(Cross-posted from the C.D. Cal. Federal Public Defender blog.)
What's Your Carrier IQ IQ? The Carrier IQ story has been percolating for a while. CIQ makes an app that tracks keystrokes and other data on your smartphone. There's been speculation about whether law enforcement was using the technology. This week, matters became slightly less speculative.
And in Other Surveillance News... The Drones are here.
What Is The Number of Leagues Under the Sea? Sorry, no - the question was "What is the number of innocent people in prison?"
Top of the Ninth - 9th Cir. decisions released during the week
· Sessoms v. Runnels (habeas) (ordering en banc review, doubtlessly precipitated by Ninth Circuit Blog's appraisal of original panel decision as "deeply disturbing").
· Merolillo v. Yates (habeas) (admission of hearsay opinion of nontestifying pathologist was error under Roberts, and prejudicial under Brecht, which governed without regard to state court's harmlessness determination, which was unreasonable in any case).
SCOTUS Focus. SCOTUSblog's update and first statpack for OT11 are here.
· Hardy v. Cross (habeas) (GVR'ing 7th Circuit decision, holding that state court reasonably applied confrontation precedents and reasonably determined that sufficient steps had been taken to secure presence of unavailable victim).
Judulang v. Holder (immigration) (reversing 9th Circuit decision, holding that BIA policy for applying former INA §212(c) in deportation cases is arbitrary and capricious).
Grants of Certiorari:
· Arizona v. U.S. (immigration) (whether federal immigration laws preempt Arizona's S.B. 1070).
· U.S. v. Ramos-Gonzalez (1st Cir.) (in cocaine distribution case, vacating conviction because expert testimony about contents of drug analysis report by nontestifying analyst "simply parroted" report's conclusions).
· U.S. v. Moreland (5th Cir.) (reversing child pornography conviction, where evidence was insufficient to show that images found on two computers were defendant's rather than wife's or live-in father's).
· U.S. v. Oaks (6th Cir.) (holding that escape from in courtroom was not ACCA "violent felony" after reviewing statistical data of escapes from "nonsecure custody").
· U.S. v. Armstead (N.D.Iowa) (government can't use evidence at trial when it had successfully argued pretrial that suppression motion was moot based on its promise not to use that evidence).
· U.S. v. Zamichieli (E.D. Pa.) (calling "Tommyrot!"on officer's claim that driver in vehicle with tinted windows turned on dome light, having already opened driver-side window to speak with officer - who did not ask for paperwork - all while leaving gun on passenger seat in plain view).
· People v. Coates (Colo.) (nervous, underage driver's possession of single, hand-wrapped prescription pill was not probable cause for vehicle search).
And the Nominees Are... Alaska Supreme Court Justice Morgan Christen has been confirmed as United States Circuit Judge for the Ninth Circuit.
The Week in Sausage Making.
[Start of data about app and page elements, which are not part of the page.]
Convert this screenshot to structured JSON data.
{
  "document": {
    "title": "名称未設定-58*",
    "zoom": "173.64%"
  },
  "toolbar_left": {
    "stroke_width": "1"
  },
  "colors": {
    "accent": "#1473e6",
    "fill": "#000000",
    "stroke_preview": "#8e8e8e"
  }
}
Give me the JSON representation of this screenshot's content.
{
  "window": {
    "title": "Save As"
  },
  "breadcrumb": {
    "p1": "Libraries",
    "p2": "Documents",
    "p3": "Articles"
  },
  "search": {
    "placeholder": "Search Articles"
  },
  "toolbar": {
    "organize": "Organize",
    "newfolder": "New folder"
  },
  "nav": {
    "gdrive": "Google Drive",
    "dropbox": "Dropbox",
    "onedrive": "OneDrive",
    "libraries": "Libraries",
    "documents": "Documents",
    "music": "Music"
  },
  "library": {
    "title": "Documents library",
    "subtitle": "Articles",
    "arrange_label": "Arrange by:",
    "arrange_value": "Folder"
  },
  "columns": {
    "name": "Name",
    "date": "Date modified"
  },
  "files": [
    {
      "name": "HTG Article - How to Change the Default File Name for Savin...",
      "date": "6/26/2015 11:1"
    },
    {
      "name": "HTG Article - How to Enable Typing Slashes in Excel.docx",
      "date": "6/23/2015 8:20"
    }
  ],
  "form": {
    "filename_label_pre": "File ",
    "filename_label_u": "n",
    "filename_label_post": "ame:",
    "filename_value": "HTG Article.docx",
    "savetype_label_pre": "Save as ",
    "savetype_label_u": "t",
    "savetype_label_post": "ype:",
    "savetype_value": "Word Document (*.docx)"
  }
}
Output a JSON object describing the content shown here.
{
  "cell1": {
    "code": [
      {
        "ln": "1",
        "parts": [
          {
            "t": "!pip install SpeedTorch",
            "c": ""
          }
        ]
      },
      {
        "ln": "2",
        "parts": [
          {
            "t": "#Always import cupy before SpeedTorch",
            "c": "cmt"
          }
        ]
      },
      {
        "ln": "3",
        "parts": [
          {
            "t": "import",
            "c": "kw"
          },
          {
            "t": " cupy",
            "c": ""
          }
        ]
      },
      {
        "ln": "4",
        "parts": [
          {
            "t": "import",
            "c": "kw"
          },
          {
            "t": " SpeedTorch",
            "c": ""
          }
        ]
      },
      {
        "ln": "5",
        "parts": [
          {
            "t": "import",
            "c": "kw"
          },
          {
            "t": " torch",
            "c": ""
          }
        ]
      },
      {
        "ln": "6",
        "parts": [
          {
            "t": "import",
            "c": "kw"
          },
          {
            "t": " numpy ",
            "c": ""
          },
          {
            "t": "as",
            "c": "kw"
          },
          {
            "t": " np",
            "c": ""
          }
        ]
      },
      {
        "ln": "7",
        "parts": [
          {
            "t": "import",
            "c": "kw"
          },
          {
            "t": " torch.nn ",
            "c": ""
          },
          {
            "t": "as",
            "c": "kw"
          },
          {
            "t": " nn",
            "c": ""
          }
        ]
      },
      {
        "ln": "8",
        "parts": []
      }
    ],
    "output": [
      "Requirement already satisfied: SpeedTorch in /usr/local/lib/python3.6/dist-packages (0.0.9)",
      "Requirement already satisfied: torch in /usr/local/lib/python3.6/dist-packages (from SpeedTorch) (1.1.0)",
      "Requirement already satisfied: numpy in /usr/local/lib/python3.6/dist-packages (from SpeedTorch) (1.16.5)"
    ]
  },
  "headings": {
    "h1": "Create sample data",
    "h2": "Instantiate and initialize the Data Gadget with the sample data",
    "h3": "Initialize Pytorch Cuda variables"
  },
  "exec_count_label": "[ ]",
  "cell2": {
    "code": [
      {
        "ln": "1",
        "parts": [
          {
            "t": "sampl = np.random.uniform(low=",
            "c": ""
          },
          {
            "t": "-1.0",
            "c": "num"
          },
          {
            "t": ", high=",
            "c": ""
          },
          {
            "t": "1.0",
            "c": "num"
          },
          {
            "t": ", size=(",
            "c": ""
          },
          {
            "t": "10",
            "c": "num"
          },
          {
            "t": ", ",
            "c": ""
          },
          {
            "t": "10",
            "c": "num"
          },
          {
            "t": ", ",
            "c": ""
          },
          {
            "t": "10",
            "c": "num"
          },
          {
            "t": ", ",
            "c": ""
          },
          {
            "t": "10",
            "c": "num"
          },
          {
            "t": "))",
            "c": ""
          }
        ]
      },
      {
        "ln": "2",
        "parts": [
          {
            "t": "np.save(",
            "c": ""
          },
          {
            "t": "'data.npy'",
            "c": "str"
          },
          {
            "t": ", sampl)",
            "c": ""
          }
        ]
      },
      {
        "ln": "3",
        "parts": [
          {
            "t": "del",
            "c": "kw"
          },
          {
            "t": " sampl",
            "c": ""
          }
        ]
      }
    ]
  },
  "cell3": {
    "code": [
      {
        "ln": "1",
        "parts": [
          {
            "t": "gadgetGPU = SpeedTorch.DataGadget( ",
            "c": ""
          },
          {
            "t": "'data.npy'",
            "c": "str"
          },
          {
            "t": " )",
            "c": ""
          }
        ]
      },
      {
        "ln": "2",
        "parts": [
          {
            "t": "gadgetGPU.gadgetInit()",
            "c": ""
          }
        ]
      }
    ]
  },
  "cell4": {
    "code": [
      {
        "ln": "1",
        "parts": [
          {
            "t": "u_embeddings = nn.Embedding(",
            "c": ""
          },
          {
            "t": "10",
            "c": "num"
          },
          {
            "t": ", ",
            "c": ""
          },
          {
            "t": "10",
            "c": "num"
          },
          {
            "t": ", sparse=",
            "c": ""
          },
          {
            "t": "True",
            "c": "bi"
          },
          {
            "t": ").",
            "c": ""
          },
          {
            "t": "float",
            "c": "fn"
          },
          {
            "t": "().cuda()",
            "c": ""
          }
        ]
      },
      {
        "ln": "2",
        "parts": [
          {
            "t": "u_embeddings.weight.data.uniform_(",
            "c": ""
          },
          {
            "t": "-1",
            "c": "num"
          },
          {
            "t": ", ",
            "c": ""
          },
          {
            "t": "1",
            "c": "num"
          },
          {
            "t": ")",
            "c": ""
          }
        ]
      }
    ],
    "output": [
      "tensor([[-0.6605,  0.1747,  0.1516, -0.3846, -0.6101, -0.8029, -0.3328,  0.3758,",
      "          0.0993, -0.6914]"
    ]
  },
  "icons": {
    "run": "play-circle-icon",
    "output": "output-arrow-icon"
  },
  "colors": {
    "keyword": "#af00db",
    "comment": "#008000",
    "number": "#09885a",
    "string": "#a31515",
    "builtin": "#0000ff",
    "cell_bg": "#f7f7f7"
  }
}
President Obama vowed to sign a detention bill that passed last week. (See item above.) Measures introduced include H.R. 3634 (to enhance remedial and vocational opportunities to inmates); H.R. 3636 (to extend stolen goods offense to cover veterans' memorials); H.R. 3676/S. 2003 (to clarify that war authorizations and the like do not authorize detention of citizens or lawful residents without charge or trial).
For the Bookworms - New books and scholarly articles of note
· "One Strike and You're Out: Padilla Advisement about Public Housing Eligibility," Deirdre P. Brown, student paper (SSRN) (argues that under Padilla, attorneys have ethical duty to advise clients about collateral consequences of other well-established federal laws like the one-strike policy).
· "Preliminary Report on Race and Washington's Criminal Justice System," Robert S. Chang et al., concurrently in multiple law reviews (forthcoming) (SSRN) (report from task force concludes that much disparity in state system is explained by facially neutral policies that have racially disparate effects, but is also driven by explicit and implicit biases that affect decision-making).
· "'Returning' the Confrontation Clause to 'Solid Ground': Can Williams v. Illinois Garner a Fifth Vote?, Michael H. Graham, Crim. L. Bull. (2011) (SSRN) (argues that testimonial approach effectuated by primary purpose test failes to reflect the core meaning of the confrontation clause, whatever it is).
·"'A Watchdog for the Good of the Order': the Ninth Circuit's En Banc Coordinator," Stephen L. Wasby, 12 J. App. Prac. and Process 91 (2011) (Westlaw) (outlines nature of position, including role in developing court's formal en banc policy, with focus on Judge Goodwin's tenure as EBC).
Suggestions or corrections? Email Michael_Drake@fd.org.